INPUT RECORDS »
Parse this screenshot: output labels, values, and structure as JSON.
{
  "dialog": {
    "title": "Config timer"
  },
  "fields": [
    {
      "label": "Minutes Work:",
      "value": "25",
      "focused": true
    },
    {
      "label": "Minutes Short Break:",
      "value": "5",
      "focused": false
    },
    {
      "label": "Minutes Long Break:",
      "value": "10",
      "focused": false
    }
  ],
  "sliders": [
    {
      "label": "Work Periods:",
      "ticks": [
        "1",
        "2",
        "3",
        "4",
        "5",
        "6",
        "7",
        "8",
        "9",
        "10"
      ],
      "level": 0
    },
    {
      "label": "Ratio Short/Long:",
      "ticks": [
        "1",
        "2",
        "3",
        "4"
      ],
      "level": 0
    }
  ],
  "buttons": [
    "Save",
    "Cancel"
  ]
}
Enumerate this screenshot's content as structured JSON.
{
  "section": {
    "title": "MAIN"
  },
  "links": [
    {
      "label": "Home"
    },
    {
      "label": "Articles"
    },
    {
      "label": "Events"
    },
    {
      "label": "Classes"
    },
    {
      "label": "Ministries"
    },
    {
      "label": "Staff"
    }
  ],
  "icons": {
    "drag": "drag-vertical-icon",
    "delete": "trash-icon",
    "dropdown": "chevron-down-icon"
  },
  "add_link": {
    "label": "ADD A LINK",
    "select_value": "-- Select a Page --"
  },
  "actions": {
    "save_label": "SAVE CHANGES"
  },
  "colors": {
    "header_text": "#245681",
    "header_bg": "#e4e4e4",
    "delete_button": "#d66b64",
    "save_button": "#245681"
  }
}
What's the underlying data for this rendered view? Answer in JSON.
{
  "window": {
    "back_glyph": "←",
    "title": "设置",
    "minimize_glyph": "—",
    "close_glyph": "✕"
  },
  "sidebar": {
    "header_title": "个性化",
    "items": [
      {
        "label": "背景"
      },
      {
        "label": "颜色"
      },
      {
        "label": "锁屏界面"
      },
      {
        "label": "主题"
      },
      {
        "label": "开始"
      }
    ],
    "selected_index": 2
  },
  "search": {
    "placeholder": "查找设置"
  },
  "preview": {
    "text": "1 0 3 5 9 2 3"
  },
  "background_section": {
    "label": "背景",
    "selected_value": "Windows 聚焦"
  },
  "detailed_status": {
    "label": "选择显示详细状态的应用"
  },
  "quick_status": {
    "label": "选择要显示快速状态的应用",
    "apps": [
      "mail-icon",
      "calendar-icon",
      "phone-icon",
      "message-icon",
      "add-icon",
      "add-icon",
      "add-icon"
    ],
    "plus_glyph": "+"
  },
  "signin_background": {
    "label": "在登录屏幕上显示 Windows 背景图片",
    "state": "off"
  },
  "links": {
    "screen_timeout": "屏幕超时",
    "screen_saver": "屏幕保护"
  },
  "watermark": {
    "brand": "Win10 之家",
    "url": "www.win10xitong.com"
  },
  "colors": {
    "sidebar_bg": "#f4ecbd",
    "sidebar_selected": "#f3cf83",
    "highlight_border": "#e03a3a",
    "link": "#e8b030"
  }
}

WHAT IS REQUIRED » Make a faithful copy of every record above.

RESPONSE BELOW »
Parse this screenshot: output labels, values, and structure as JSON.
{
  "dialog": {
    "title": "Config timer"
  },
  "fields": [
    {
      "label": "Minutes Work:",
      "value": "25",
      "focused": true
    },
    {
      "label": "Minutes Short Break:",
      "value": "5",
      "focused": false
    },
    {
      "label": "Minutes Long Break:",
      "value": "10",
      "focused": false
    }
  ],
  "sliders": [
    {
      "label": "Work Periods:",
      "ticks": [
        "1",
        "2",
        "3",
        "4",
        "5",
        "6",
        "7",
        "8",
        "9",
        "10"
      ],
      "level": 0
    },
    {
      "label": "Ratio Short/Long:",
      "ticks": [
        "1",
        "2",
        "3",
        "4"
      ],
      "level": 0
    }
  ],
  "buttons": [
    "Save",
    "Cancel"
  ]
}
Enumerate this screenshot's content as structured JSON.
{
  "section": {
    "title": "MAIN"
  },
  "links": [
    {
      "label": "Home"
    },
    {
      "label": "Articles"
    },
    {
      "label": "Events"
    },
    {
      "label": "Classes"
    },
    {
      "label": "Ministries"
    },
    {
      "label": "Staff"
    }
  ],
  "icons": {
    "drag": "drag-vertical-icon",
    "delete": "trash-icon",
    "dropdown": "chevron-down-icon"
  },
  "add_link": {
    "label": "ADD A LINK",
    "select_value": "-- Select a Page --"
  },
  "actions": {
    "save_label": "SAVE CHANGES"
  },
  "colors": {
    "header_text": "#245681",
    "header_bg": "#e4e4e4",
    "delete_button": "#d66b64",
    "save_button": "#245681"
  }
}
What's the underlying data for this rendered view? Answer in JSON.
{
  "window": {
    "back_glyph": "←",
    "title": "设置",
    "minimize_glyph": "—",
    "close_glyph": "✕"
  },
  "sidebar": {
    "header_title": "个性化",
    "items": [
      {
        "label": "背景"
      },
      {
        "label": "颜色"
      },
      {
        "label": "锁屏界面"
      },
      {
        "label": "主题"
      },
      {
        "label": "开始"
      }
    ],
    "selected_index": 2
  },
  "search": {
    "placeholder": "查找设置"
  },
  "preview": {
    "text": "1 0 3 5 9 2 3"
  },
  "background_section": {
    "label": "背景",
    "selected_value": "Windows 聚焦"
  },
  "detailed_status": {
    "label": "选择显示详细状态的应用"
  },
  "quick_status": {
    "label": "选择要显示快速状态的应用",
    "apps": [
      "mail-icon",
      "calendar-icon",
      "phone-icon",
      "message-icon",
      "add-icon",
      "add-icon",
      "add-icon"
    ],
    "plus_glyph": "+"
  },
  "signin_background": {
    "label": "在登录屏幕上显示 Windows 背景图片",
    "state": "off"
  },
  "links": {
    "screen_timeout": "屏幕超时",
    "screen_saver": "屏幕保护"
  },
  "watermark": {
    "brand": "Win10 之家",
    "url": "www.win10xitong.com"
  },
  "colors": {
    "sidebar_bg": "#f4ecbd",
    "sidebar_selected": "#f3cf83",
    "highlight_border": "#e03a3a",
    "link": "#e8b030"
  }
}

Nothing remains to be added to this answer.